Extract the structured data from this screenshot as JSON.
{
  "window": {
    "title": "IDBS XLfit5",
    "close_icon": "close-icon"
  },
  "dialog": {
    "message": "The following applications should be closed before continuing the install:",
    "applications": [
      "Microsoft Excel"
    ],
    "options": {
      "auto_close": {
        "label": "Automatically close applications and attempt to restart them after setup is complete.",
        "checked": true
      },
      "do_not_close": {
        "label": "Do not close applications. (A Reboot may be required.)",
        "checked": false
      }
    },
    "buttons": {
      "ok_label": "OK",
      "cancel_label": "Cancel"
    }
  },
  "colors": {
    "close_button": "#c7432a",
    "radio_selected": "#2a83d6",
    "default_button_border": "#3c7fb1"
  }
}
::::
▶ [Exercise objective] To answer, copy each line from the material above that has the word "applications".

▶ [Solution for this exercise]
    "message": "The following applications should be closed before continuing the install:",
    "applications": [
        "label": "Automatically close applications and attempt to restart them after setup is complete.",
        "label": "Do not close applications. (A Reboot may be required.)",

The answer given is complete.